REQUIRED ACTION: Your output must be the line containing "What data populates" followed by every later line in the entries below, all copied exactly.

(Element data from apps and pages)
Segment Open

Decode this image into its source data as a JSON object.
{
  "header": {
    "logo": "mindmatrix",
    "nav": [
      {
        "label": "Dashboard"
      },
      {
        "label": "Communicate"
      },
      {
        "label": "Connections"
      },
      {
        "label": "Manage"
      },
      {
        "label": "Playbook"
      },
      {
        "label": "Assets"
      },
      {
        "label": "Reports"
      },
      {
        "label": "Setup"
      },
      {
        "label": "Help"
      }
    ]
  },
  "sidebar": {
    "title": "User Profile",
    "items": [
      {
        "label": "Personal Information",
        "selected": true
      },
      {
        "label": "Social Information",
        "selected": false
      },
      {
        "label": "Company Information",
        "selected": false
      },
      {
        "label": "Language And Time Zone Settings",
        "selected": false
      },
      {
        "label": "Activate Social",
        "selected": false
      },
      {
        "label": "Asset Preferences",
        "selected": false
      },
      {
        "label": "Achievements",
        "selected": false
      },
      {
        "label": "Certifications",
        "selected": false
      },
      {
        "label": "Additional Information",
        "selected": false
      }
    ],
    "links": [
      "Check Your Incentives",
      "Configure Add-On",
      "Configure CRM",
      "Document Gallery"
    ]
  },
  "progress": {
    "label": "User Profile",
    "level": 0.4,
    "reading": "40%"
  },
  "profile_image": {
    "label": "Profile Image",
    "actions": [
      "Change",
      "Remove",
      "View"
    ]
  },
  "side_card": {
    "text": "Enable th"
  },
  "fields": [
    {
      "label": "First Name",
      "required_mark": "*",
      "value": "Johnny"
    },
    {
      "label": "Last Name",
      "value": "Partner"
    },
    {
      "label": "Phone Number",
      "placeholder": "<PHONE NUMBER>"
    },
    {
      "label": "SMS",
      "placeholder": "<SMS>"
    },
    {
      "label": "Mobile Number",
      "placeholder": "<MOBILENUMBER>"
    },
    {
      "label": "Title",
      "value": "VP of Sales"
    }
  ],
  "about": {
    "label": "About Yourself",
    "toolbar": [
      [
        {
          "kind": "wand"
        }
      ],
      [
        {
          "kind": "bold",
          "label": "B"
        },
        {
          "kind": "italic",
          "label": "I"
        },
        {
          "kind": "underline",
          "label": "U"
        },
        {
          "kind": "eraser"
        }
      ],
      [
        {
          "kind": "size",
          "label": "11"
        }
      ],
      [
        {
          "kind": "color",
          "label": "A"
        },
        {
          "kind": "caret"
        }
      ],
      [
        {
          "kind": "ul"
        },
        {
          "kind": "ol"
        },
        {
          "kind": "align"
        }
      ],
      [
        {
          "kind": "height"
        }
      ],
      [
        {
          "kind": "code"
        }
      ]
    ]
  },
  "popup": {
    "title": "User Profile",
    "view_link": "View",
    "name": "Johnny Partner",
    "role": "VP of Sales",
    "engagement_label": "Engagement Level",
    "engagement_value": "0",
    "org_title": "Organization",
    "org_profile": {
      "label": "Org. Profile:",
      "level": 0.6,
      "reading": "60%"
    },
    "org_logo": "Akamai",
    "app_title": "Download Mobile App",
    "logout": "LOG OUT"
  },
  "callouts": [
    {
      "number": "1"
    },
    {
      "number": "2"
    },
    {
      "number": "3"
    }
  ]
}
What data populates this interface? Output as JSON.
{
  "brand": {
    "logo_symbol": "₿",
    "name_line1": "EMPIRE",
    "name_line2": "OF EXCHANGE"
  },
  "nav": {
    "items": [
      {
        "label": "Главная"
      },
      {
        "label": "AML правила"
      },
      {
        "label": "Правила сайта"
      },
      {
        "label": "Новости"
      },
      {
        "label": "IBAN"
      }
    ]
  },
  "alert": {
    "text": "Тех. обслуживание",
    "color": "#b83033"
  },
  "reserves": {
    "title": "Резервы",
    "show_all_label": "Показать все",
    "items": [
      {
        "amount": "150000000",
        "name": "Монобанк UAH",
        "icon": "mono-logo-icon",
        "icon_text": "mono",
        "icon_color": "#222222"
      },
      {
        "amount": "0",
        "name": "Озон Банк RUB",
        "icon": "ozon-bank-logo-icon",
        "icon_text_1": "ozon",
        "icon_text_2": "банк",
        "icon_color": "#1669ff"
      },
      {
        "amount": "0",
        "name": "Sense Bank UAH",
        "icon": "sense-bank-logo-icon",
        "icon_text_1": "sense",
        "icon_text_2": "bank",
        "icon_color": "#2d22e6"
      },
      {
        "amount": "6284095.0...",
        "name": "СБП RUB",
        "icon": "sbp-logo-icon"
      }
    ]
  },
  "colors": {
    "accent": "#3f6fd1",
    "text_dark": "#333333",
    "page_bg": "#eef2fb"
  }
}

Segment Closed

WRITTEN RESPONSE:
What data populates this interface? Output as JSON.
{
  "brand": {
    "logo_symbol": "₿",
    "name_line1": "EMPIRE",
    "name_line2": "OF EXCHANGE"
  },
  "nav": {
    "items": [
      {
        "label": "Главная"
      },
      {
        "label": "AML правила"
      },
      {
        "label": "Правила сайта"
      },
      {
        "label": "Новости"
      },
      {
        "label": "IBAN"
      }
    ]
  },
  "alert": {
    "text": "Тех. обслуживание",
    "color": "#b83033"
  },
  "reserves": {
    "title": "Резервы",
    "show_all_label": "Показать все",
    "items": [
      {
        "amount": "150000000",
        "name": "Монобанк UAH",
        "icon": "mono-logo-icon",
        "icon_text": "mono",
        "icon_color": "#222222"
      },
      {
        "amount": "0",
        "name": "Озон Банк RUB",
        "icon": "ozon-bank-logo-icon",
        "icon_text_1": "ozon",
        "icon_text_2": "банк",
        "icon_color": "#1669ff"
      },
      {
        "amount": "0",
        "name": "Sense Bank UAH",
        "icon": "sense-bank-logo-icon",
        "icon_text_1": "sense",
        "icon_text_2": "bank",
        "icon_color": "#2d22e6"
      },
      {
        "amount": "6284095.0...",
        "name": "СБП RUB",
        "icon": "sbp-logo-icon"
      }
    ]
  },
  "colors": {
    "accent": "#3f6fd1",
    "text_dark": "#333333",
    "page_bg": "#eef2fb"
  }
}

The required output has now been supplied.